| What this task involves |
Each line of the records below that holds "Consolas" should be copied out.

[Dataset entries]

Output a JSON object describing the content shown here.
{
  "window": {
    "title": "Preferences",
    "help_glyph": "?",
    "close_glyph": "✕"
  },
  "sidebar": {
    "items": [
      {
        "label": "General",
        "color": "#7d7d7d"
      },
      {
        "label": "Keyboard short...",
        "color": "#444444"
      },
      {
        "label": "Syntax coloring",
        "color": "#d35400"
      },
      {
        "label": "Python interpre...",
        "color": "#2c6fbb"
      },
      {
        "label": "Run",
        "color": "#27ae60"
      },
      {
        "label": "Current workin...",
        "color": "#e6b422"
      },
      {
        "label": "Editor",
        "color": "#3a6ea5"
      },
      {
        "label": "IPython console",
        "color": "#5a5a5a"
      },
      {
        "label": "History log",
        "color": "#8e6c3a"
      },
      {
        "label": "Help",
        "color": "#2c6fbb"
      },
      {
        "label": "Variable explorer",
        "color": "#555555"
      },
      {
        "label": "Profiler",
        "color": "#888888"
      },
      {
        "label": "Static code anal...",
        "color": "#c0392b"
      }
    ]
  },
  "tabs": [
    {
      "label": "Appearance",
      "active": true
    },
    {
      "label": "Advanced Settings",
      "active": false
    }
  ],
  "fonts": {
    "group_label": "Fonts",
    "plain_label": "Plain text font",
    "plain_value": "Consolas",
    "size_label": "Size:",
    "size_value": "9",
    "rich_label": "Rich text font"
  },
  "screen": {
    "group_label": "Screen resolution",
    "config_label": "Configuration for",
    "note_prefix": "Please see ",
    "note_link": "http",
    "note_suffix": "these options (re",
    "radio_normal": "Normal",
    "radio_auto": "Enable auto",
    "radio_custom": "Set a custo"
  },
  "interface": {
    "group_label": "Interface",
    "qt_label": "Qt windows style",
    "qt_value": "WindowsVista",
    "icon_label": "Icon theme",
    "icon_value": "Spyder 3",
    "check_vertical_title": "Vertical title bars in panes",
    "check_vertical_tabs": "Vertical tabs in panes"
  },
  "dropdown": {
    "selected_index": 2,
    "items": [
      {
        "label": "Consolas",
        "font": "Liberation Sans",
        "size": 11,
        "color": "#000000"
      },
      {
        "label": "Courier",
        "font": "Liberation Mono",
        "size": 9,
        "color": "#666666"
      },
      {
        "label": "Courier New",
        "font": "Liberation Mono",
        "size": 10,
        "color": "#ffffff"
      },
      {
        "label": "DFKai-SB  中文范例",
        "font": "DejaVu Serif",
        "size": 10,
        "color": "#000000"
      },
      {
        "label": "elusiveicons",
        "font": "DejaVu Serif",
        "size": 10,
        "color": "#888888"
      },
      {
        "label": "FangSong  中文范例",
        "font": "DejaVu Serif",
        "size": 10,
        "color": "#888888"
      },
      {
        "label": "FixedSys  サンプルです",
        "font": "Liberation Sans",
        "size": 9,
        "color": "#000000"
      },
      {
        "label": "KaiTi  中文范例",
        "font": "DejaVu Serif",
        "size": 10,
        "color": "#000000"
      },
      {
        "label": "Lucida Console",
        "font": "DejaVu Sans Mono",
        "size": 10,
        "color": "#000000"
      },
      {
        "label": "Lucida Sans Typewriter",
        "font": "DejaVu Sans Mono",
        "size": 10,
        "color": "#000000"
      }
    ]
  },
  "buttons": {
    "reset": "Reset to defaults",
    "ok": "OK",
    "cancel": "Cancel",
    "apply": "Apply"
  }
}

| Solution to this exercise |
    "plain_value": "Consolas",
        "label": "Consolas",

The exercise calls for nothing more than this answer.